Satori reader is smart because it teaches using the comprehensible input method. And it adds to the idea that learning a language should be fun to keep you motivated.

I think it is good for shadowing, vocab building, pronunciation practice and reading fluency. Not to mention on my walk to work I D/L and passively listen to the entire story to review everything.

I use Anki for vocab in sentences. Bunpro for grammar. And Satori Reader for listening and reading. I just found Speechling from this thread which is an incredible resource for pronunciation too. I will add that to my summer studies.

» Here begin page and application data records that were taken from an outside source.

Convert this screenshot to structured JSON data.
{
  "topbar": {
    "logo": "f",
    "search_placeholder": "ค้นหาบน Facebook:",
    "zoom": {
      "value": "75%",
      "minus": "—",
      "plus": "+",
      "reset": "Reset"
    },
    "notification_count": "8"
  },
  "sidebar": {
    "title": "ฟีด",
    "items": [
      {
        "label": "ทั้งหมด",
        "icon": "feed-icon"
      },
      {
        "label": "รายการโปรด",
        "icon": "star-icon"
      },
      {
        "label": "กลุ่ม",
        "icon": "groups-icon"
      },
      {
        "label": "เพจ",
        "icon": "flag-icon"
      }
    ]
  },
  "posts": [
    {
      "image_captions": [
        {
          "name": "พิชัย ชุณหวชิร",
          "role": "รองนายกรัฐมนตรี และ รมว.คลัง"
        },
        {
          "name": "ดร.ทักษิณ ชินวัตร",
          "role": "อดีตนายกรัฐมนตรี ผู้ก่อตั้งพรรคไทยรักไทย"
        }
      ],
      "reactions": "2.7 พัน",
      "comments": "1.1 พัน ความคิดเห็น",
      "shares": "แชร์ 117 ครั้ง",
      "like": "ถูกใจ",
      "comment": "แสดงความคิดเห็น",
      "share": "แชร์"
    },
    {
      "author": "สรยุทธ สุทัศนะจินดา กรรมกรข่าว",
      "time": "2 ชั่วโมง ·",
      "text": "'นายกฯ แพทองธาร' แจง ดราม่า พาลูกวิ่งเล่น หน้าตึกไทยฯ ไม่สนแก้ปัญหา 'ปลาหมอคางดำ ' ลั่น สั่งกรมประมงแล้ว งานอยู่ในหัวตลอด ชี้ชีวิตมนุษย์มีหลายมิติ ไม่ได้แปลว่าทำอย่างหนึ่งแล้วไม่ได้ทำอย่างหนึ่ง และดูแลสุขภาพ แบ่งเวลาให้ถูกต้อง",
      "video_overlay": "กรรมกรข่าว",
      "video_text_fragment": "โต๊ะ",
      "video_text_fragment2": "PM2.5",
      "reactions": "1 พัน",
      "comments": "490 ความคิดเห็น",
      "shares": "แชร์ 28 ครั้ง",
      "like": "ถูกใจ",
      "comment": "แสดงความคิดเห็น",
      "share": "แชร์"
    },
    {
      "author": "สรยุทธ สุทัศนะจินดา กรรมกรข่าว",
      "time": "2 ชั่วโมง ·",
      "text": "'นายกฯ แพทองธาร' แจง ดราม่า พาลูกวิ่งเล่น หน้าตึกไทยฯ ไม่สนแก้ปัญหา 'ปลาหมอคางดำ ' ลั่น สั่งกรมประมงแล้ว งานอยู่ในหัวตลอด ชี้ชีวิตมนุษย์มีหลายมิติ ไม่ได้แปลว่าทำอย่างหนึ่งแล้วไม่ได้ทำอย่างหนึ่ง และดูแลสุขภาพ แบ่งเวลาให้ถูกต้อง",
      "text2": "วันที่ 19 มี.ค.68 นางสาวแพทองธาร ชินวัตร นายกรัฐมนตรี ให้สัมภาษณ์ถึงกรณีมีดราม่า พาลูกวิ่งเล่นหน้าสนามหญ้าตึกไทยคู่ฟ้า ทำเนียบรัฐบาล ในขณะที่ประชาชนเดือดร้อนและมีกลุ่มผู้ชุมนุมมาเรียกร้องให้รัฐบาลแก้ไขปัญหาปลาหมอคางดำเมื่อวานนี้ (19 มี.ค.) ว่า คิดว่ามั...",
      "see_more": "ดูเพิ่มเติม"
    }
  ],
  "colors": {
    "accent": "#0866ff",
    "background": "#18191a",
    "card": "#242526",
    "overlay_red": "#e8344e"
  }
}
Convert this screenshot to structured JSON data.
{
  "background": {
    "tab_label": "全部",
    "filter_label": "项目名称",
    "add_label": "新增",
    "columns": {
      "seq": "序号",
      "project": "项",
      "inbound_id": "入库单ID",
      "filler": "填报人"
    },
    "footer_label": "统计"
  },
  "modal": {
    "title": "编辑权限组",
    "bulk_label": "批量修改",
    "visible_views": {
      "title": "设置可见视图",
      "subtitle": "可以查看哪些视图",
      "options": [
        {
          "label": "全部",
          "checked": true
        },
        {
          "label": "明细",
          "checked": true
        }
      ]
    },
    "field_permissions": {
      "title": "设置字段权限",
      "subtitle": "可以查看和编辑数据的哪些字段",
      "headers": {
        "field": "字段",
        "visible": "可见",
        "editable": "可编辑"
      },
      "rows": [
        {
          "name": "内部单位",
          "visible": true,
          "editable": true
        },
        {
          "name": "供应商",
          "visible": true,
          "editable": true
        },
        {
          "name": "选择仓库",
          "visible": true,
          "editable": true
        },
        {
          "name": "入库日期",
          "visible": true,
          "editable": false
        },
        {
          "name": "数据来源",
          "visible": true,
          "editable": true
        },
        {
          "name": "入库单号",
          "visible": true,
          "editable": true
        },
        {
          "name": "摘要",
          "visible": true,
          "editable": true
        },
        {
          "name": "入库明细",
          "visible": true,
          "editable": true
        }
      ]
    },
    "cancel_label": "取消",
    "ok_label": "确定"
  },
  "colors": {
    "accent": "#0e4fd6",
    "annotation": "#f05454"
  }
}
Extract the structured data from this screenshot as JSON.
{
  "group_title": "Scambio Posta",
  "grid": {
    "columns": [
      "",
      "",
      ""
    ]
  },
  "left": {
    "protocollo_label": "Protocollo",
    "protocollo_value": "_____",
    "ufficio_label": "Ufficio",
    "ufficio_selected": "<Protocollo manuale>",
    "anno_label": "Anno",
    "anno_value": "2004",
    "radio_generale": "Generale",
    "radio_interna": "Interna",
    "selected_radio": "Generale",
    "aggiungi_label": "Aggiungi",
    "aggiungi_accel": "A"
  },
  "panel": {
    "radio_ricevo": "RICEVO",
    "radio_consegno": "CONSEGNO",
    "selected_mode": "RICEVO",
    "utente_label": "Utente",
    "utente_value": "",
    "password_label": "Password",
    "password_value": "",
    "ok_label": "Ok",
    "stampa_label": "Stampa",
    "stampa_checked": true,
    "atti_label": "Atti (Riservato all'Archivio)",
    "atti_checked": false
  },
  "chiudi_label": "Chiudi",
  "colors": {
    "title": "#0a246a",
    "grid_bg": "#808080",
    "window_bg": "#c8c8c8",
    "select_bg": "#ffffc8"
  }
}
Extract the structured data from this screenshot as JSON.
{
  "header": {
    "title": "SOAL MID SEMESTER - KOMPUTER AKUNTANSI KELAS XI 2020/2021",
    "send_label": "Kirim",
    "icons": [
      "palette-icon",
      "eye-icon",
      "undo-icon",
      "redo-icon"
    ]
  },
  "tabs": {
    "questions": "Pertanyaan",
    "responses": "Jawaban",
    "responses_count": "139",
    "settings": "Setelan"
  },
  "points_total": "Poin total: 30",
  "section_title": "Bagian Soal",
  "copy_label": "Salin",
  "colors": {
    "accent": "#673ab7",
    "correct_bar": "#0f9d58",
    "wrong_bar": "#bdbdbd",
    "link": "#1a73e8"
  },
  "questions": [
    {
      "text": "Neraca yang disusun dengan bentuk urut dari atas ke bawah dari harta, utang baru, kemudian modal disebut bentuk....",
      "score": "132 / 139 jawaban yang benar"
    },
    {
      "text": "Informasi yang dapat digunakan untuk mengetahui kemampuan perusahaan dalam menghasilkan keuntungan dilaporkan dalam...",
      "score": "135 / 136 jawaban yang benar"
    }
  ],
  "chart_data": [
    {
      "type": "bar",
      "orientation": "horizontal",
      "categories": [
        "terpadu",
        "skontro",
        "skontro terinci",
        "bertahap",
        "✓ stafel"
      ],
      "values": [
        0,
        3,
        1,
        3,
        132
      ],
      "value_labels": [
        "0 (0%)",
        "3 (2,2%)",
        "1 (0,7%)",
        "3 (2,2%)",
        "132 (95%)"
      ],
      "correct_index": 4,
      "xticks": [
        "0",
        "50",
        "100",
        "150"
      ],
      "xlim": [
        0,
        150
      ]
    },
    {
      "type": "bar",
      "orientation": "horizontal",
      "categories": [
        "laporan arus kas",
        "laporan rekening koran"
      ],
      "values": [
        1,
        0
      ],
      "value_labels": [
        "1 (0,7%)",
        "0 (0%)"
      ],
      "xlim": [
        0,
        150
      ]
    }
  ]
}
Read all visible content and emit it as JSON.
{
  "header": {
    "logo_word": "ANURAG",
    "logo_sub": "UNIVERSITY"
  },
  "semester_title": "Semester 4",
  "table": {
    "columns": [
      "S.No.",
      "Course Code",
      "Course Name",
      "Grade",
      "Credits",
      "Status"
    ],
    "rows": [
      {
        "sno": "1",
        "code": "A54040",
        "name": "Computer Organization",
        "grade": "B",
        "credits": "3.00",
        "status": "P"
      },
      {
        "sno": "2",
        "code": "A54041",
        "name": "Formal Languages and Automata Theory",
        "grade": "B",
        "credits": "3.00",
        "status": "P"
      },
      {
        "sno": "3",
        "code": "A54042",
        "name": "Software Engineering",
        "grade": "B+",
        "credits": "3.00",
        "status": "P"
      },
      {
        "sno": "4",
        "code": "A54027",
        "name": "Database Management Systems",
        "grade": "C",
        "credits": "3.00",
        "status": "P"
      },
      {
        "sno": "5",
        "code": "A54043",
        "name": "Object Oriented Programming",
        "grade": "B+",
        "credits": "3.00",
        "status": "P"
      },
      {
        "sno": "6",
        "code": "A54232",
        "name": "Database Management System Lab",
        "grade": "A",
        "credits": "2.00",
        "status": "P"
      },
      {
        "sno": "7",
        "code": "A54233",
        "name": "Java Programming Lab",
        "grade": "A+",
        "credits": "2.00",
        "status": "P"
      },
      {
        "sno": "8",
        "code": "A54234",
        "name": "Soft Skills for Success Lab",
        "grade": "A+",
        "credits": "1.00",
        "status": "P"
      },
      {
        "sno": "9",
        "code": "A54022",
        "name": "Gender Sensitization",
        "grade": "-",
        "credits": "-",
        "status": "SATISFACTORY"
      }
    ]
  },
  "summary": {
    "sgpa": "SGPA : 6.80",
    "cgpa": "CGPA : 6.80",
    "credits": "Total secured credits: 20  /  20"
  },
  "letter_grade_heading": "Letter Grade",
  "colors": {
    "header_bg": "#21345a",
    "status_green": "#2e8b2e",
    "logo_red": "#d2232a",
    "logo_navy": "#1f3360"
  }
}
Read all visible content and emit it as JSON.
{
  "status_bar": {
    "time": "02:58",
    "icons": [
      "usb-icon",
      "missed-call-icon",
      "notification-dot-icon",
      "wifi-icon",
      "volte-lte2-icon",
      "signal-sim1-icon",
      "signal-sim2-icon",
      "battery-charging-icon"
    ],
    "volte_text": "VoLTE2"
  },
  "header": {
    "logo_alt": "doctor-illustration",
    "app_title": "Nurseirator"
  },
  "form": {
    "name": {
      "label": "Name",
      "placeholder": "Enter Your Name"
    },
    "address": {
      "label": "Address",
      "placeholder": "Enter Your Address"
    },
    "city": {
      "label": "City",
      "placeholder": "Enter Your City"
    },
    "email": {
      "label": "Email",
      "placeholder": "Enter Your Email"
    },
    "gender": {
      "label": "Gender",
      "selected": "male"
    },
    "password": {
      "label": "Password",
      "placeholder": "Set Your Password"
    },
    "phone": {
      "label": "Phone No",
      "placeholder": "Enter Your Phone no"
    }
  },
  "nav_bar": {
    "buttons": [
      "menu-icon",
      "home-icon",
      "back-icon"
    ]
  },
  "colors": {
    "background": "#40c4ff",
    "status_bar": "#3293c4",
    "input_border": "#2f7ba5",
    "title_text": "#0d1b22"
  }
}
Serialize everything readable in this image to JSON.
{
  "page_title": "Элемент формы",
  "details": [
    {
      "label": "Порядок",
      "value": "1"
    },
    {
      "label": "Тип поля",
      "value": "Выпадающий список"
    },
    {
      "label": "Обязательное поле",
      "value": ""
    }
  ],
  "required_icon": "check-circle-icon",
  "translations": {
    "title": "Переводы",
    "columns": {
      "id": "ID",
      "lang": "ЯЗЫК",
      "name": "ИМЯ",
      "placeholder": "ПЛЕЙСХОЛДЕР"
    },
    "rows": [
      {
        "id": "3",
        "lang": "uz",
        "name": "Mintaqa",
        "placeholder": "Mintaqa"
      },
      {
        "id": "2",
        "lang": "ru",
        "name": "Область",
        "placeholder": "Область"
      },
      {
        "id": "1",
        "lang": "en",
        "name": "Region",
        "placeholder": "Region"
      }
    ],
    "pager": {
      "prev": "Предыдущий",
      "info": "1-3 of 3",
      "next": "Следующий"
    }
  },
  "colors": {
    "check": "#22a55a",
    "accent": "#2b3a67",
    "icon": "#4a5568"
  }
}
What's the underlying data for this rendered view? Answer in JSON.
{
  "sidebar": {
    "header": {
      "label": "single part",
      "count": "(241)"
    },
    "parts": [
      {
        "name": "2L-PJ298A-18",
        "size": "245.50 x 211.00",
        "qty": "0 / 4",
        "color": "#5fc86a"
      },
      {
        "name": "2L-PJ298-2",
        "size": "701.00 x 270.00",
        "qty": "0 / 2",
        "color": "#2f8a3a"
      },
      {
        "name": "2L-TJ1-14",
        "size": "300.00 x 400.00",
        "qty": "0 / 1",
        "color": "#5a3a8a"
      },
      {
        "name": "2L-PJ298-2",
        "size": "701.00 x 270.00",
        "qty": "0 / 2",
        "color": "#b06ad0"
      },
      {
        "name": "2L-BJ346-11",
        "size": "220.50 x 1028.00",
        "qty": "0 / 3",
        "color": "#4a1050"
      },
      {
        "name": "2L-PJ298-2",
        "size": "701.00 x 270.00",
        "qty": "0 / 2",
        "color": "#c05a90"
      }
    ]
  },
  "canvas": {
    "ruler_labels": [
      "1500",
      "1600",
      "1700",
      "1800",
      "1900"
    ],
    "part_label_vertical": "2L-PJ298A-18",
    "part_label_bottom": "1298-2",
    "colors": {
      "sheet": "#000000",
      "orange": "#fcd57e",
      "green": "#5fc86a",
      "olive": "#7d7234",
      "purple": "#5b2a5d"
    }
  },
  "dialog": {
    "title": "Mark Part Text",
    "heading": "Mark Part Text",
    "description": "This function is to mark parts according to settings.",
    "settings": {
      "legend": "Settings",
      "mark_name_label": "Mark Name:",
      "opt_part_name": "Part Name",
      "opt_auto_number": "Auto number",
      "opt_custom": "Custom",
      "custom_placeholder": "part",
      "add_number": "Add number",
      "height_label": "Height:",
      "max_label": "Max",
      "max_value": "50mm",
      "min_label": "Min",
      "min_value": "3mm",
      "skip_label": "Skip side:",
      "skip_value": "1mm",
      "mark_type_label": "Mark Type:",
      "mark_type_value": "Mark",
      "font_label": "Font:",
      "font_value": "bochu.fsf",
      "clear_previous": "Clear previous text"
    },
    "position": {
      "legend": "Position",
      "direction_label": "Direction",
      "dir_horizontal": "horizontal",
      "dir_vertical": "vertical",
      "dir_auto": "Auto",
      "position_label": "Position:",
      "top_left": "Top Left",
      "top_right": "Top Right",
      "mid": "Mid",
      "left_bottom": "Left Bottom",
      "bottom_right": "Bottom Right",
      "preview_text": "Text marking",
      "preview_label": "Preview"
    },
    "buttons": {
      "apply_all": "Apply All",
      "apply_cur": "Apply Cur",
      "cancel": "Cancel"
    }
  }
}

For context I am about 4 years into my studies and have yet to take a test, but i would bet I’m around n2 since i speak Japanese at my job everyday here in Japan. Also never taken any formal education in Japanese.


The tofugu article is pretty old, they’ve added quite a bit of content since then.
I think it depends on how low/high you want the difficulty level to be (relative to your level).

Personally I started with Satori when I was about halfway through N5, and it was a struggle for sure. But it also really helped me grasp basic sentence structure and grammar. So while it took me a while to get through an article, I’d definitely say it was effective even though I wasn’t anywhere near intermediate. And at that level there just isn’t really anything else interesting to read out there (personally didn’t like text book texts or other graded readers much)

Right now (~N3ish) I still use it occasionally, but not nearly as much, because native material has become approachable. I think that’s partly what the article was getting at - the more you learn the less you really need the kanji settings, word-by-word/sentence-by-sentence translations or even material targetet at learners in general. Because of that I’d almost say that Satori is the most useful at low levels. But they have material up to N2 or even N1ish.

If you try it out, definitely go for one of the stories listed as “easier”! The difficulty of the articles varies a lot.